**Source information**
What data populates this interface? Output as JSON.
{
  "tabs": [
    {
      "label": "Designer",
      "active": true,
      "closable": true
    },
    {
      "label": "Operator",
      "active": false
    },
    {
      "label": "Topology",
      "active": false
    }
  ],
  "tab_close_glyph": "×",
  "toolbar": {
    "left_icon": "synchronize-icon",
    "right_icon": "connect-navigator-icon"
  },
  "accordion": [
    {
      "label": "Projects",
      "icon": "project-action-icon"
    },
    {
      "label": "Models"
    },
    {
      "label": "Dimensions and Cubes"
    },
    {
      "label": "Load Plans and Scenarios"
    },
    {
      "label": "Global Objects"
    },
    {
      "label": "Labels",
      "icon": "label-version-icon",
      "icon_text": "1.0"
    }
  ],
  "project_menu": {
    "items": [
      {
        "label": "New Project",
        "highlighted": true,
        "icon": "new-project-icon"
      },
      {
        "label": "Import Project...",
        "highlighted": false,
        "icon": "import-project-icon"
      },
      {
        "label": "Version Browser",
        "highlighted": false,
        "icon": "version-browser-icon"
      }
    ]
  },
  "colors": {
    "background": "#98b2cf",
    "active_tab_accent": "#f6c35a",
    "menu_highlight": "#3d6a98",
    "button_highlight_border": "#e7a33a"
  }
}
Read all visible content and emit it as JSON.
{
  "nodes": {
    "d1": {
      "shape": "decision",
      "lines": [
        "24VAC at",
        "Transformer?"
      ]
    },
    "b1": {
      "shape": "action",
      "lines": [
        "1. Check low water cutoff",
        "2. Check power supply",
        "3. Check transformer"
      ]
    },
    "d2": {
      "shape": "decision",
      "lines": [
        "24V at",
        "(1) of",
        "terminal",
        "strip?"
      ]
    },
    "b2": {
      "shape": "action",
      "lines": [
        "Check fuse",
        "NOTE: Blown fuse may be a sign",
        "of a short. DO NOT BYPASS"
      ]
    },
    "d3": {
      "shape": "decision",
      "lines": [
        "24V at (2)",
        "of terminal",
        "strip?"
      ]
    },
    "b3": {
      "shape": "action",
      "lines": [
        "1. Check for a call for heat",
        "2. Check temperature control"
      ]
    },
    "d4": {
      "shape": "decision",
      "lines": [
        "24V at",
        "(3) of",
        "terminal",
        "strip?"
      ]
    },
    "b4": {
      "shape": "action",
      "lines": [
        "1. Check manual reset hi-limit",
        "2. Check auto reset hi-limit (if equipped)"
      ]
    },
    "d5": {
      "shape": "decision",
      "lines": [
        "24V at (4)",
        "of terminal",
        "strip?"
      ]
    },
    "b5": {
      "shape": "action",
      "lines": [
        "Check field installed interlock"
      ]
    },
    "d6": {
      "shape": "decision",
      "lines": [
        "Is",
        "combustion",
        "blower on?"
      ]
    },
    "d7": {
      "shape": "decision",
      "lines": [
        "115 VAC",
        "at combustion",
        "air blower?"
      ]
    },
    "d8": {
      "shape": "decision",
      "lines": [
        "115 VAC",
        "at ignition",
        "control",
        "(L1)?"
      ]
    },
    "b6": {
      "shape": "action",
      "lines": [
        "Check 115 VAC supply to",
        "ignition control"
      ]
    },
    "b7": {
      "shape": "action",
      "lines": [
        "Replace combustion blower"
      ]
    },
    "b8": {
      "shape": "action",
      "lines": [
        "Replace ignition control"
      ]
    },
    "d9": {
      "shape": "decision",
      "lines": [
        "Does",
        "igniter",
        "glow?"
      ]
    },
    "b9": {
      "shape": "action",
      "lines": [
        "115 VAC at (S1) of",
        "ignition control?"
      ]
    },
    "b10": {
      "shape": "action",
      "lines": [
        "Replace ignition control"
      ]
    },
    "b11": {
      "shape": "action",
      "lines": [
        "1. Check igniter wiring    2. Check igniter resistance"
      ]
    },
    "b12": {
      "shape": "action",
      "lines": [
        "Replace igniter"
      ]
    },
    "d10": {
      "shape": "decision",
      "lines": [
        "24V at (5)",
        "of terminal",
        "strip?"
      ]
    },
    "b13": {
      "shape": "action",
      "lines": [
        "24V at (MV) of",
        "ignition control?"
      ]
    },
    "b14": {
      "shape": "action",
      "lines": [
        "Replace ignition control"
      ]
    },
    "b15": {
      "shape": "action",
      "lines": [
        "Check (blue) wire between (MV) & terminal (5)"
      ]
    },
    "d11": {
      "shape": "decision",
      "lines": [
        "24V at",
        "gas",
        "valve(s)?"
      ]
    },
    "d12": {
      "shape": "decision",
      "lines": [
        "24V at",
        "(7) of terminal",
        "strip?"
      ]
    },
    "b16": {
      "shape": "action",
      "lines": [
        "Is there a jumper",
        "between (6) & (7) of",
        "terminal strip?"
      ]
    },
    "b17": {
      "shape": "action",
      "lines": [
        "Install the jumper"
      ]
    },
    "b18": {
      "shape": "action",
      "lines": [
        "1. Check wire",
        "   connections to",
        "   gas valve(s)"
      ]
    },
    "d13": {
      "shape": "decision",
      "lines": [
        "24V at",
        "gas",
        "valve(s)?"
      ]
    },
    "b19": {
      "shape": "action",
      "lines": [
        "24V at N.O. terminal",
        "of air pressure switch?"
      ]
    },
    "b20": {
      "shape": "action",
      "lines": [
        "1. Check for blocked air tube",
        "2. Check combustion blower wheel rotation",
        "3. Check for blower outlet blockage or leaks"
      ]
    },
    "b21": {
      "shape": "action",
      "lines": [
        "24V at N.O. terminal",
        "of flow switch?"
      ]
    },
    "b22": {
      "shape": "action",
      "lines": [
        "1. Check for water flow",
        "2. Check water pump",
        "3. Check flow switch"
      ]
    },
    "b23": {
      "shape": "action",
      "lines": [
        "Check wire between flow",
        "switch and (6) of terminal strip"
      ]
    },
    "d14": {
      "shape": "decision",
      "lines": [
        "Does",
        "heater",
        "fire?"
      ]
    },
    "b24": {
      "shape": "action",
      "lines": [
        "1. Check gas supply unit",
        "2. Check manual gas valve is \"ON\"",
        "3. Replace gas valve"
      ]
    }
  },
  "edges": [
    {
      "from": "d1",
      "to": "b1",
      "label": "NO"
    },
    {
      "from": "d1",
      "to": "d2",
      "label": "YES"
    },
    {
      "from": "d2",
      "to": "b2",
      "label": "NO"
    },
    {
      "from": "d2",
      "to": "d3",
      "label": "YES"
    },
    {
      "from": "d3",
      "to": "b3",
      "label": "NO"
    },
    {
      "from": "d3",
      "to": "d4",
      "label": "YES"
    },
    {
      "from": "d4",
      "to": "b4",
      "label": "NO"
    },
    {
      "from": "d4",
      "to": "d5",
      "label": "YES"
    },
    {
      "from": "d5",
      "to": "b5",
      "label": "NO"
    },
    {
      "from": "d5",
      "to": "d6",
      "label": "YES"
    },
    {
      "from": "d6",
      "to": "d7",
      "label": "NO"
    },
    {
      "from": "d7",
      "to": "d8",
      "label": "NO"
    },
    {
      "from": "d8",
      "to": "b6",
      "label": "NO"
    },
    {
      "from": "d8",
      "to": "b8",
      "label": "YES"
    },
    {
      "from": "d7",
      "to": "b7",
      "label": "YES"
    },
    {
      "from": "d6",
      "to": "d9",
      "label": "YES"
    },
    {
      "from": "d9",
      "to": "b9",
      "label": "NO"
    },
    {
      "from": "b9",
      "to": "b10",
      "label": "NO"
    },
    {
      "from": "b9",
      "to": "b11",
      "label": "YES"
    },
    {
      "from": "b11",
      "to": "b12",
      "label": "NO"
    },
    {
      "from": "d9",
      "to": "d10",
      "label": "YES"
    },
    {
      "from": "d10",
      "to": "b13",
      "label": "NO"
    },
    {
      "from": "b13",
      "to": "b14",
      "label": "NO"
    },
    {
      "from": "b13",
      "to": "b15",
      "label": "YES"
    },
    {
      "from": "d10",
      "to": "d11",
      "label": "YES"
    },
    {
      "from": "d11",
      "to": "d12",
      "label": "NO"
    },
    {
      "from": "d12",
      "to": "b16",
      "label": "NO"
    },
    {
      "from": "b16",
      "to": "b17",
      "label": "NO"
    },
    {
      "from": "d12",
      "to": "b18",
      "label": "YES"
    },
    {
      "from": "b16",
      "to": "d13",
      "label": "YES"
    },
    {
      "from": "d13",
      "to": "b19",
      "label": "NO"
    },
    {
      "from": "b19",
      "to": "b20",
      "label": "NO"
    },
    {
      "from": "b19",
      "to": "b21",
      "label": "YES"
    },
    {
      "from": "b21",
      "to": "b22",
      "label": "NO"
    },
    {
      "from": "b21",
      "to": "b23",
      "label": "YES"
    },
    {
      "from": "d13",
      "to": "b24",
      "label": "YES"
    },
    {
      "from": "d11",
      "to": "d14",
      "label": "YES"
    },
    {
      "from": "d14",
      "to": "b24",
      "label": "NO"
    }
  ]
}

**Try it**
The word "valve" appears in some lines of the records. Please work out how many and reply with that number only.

**Result for this exercise**
5